Sunday, May 16, 2010

For Robert, With Love and Thanks

This weekend marks Robert’s and my five-year anniversary.  We met via the Internet, Robert after fifteen years of what he likes to call “power-dating,” I after a dismal four months, during which time I met a variety of men clearly put on this earth to dissuade any woman from even so much as thinking about dating ever again.  Occasionally I wonder about them: what they’re doing now, if any of them found any takers.
This is what I would say to them, if I could.

--If you are 70, do not say you want to date women 47 and younger;

--If you are 70, do not say you are 53;

--Do not tell your date that the reason you don’t have any male friends is that men are jealous of how good-looking you are;

--Do not tell your date that you are giving away most of your possessions because “as long as I have my computer and my antique sword, I’ll be fine”;

--Do not meet your date through a Jewish dating service and then, over coffee, respond to her story about a skinflint by saying, “He’s Jewish, right?”;

--Do not call your date forty-five minutes after she tells you what an asshole you are for making anti-semitic remarks and start to tell her about a dream you had;

--Do not neglect to mention that you owe the IRS $100,000 in back taxes and also have a girlfriend;

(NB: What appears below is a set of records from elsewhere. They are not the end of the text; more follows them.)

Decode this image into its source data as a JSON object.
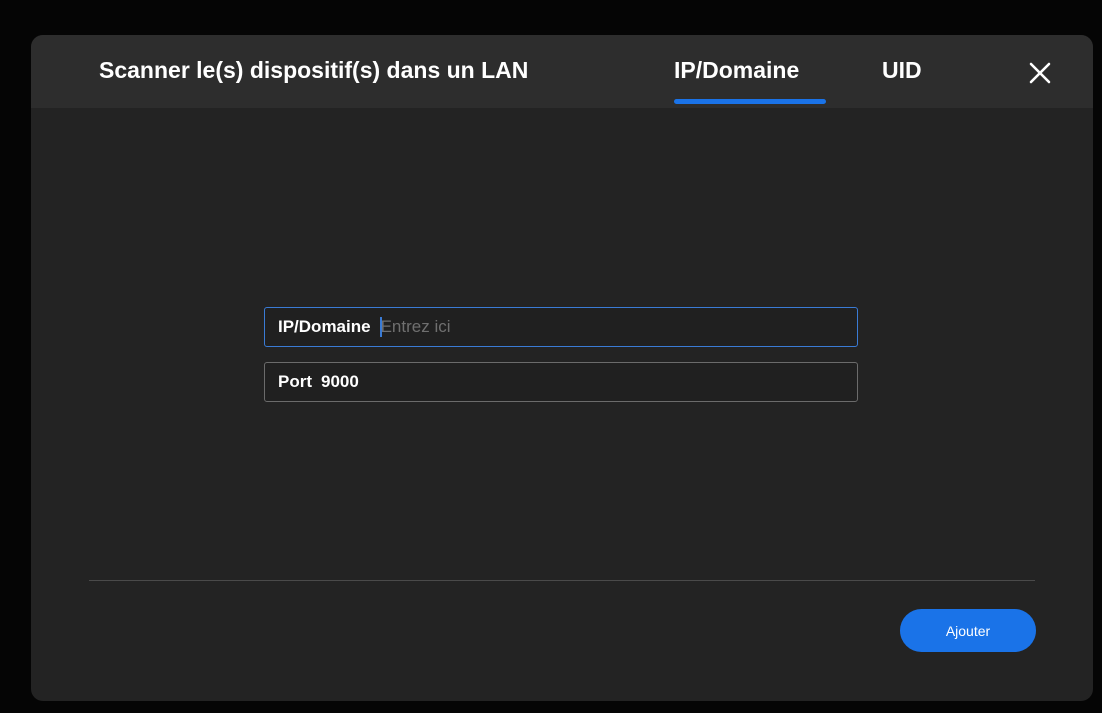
{
  "dialog": {
    "tabs": [
      {
        "label": "Scanner le(s) dispositif(s) dans un LAN",
        "active": false
      },
      {
        "label": "IP/Domaine",
        "active": true
      },
      {
        "label": "UID",
        "active": false
      }
    ],
    "close_icon": "close-icon"
  },
  "form": {
    "ip_field": {
      "label": "IP/Domaine",
      "placeholder": "Entrez ici",
      "value": ""
    },
    "port_field": {
      "label": "Port",
      "value": "9000"
    }
  },
  "footer": {
    "add_label": "Ajouter"
  },
  "colors": {
    "accent": "#1a73e8",
    "dialog_bg": "#232323",
    "header_bg": "#2d2d2d"
  }
}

--Do not initiate first-date banter by reminiscing about your ex-wife, who is bi-polar and likes to say she lives to make her ex’s life a living hell;

--Do not spend ten minutes explaining why the woman you are looking for must have clean fingernails;

--Do not, during the course of an introductory phone conversation, announce that you are wearing a Versace suit and a thong;

--Do not then say, “You like that, don’t you?”

To the other women these men have dated, I would say, Do not give up.  Because the world is wide and wonderful, the heart is resilient, and the extraordinary and the impossible can present themselves at any moment.

Monday, May 10, 2010

The Pleasures of a Garden, As Told by One Who Is Gardening-Impaired

I love having a garden, but I hate gardening.  Over the years, I tried to love gardening, but I have finally had to admit that it is not for me.  The dirt, the sweating, the inability to do it while lying down compel me to leave the gardening to George, local barfly and raconteur extraordinaire.  He does a lovely job.

I am a little bit ashamed that I don’t like to garden.  I feel as though I should.  It’s an admirable, wholesome, healthful activity, plus you get to wear a floppy hat.  I console myself with the fact that George can’t write children’s books.
Our garden is at the front and on the south side of our house, protected from the street by a high hedge.  The woman who designed it made sure that something would always be blooming, no matter what the season.  Right now, we have roses.

Soon, it will be hydrangeas.

We have more lemons year-round than we know what to do with.  I make a lot of lemon bars and lemonade.  The scent of a lemon just pulled off the tree is further proof of divinity all around us.

I love these.  They grow at the back of the house.  I don’t know what they are.  They look like Dr. Seuss characters to me.

We have ferns in front of the enormous living room windows.  I grew up in a house in Berkeley that had a fern garden.  They lend shade and peace.  They are the garden’s gentle librarians, staking out a quiet corner (apart from the unruly roses), demanding whispers.

We have two Monterey pines.  Last year, two tiny birds flew in and out of a hole in the bark of one of them no larger than a mail slot.  We watched as they doggedly brought twigs and grass and straw into the tree.  Later, we could hear the chirping of baby birds.  We never saw them fly away.

Out by the kitchen door, Robert channels his inner Midwesterner and does a little farming.  Right now, we are all about the butter lettuce.

The bench is between the Monterey pines and is shaded by a wisteria-covered arbor.  When we first moved here three years ago, my daughter liked to sit on the bench.  “How do you like the trees?” I asked.  “Oh, we’re going to be friends,” she said.